The WHY Factor
The romance plot structure requires a clear understanding of WHY from both opposing characters. In other words, WHY is he THE ONE for her? WHY is she so certain of it?
Or, if she dislikes him at first, WHY is she so determined to avoid and evade him as he pursues her?
The why factor is critical character motivation. Work through the why, and your couple will fight and disagree from valid, plausible reasons instead of bickering foolishly for bickering’s sake.
Also, remember that strong motivation will keep your protagonist from quitting, even when winning true love seems hopeless.
PRIDE AND PREJUDICE
Jane Austen’s book has been delighting readers for over 200 years, which is a darned good track record for longevity. Her deft handling of the romance plot structure as well as where and how she turns it in unpredictable ways continues to charm readers.
Let’s look at it briefly as an illustration of my points. First of all, the why factor is critical in making this plot plausible. Darcy is eligible, handsome, and very rich. Austen must create valid, plausible reasons why Elizabeth does not instantly fall for him.
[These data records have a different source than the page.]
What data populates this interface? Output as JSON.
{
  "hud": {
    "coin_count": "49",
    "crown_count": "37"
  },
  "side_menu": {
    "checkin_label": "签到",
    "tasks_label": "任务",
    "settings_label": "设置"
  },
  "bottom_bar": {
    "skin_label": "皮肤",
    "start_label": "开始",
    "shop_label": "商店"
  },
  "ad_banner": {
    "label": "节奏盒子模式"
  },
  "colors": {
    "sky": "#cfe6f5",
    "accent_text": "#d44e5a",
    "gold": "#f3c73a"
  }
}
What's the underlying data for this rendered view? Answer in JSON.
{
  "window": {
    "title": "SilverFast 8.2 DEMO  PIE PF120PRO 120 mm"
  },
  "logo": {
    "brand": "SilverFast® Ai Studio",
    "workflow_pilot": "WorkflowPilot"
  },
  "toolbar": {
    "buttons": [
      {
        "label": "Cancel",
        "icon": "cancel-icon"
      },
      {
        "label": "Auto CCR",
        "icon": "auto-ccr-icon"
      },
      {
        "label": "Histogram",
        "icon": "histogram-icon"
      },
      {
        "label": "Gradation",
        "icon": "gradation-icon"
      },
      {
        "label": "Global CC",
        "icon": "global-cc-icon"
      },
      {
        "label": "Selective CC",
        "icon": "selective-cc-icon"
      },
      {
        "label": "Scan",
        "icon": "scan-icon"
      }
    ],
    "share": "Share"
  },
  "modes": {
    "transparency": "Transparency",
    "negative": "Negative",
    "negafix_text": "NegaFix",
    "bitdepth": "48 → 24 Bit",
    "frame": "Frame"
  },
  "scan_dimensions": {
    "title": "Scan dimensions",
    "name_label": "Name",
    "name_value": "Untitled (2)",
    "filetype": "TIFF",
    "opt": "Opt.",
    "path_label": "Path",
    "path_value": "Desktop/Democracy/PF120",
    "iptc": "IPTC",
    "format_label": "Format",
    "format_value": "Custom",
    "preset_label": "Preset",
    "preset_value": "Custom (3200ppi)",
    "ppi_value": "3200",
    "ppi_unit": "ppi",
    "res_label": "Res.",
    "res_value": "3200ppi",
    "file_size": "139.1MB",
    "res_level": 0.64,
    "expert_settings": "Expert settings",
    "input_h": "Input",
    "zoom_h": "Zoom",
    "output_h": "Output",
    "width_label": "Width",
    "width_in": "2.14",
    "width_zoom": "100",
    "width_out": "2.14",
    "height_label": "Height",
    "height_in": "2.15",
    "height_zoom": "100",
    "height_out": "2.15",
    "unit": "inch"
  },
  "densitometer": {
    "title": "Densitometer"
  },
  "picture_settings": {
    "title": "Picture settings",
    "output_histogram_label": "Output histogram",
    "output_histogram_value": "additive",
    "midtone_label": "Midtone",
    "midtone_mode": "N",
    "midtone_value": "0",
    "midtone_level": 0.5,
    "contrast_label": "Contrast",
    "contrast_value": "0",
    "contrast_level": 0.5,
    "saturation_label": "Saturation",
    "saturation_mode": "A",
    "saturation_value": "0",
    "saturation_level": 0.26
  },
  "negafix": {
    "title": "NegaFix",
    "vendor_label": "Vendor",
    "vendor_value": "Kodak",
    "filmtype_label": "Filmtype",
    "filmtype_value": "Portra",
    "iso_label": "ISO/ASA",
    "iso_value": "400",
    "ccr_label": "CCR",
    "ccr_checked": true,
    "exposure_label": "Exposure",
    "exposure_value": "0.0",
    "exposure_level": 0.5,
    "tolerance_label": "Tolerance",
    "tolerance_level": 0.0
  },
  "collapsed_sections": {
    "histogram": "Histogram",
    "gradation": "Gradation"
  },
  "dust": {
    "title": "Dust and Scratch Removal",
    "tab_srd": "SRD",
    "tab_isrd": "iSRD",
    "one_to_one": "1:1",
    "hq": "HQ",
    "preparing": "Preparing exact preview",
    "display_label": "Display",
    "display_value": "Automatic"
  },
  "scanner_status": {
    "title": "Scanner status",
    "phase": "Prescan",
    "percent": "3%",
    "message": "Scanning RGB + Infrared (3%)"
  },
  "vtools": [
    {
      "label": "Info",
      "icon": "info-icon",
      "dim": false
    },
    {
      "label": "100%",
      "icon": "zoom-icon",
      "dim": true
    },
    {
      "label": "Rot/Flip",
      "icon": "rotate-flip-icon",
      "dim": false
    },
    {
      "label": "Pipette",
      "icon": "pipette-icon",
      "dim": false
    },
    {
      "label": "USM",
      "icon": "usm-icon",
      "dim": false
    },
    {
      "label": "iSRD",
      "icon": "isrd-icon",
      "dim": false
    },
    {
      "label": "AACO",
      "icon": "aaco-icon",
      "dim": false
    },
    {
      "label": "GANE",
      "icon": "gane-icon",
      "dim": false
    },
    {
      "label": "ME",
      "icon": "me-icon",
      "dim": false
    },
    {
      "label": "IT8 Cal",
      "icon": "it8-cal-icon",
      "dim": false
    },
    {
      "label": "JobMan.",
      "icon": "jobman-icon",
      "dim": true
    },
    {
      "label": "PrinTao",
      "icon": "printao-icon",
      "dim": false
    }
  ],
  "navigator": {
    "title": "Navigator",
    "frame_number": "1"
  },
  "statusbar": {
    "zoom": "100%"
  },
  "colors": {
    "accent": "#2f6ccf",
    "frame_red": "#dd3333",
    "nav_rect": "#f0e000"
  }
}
And therefore, although he is handsome and rich he’s also very shy with strangers and tends to be brusque until he feels more comfortable. That is why he sneers at the people attending the dance and insults Elizabeth when they first meet. They each start off with a poor first impression of the other.
REASONS WHY ELIZABETH AND DARCY STAY APART
*Stubbornness, misplaced pride, and prejudice
*Meddling from others
Initially, both Elizabeth and Darcy dislike each other and are firmly convinced that neither is THE ONE.
Darcy is smitten first, but he fights against accepting Elizabeth as THE ONE because her family is unsuitable.
Elizabeth fights against accepting him as THE ONE because her feelings are hurt, then her sister is hurt, then she is deceived by Mr. Wickham, then she realizes what a social hindrance her family is.
Just as she is starting to accept Darcy as THE ONE, his clumsy first proposal insults her all over again. By the time she truly recognizes how much she’s misjudged him (as well as how incredibly rich he is) and realizes he is really THE ONE, he has backed away.
Back and forth they go, pursuing and evading then switching positions, but always in a dance of conflict until the final misunderstanding is resolved.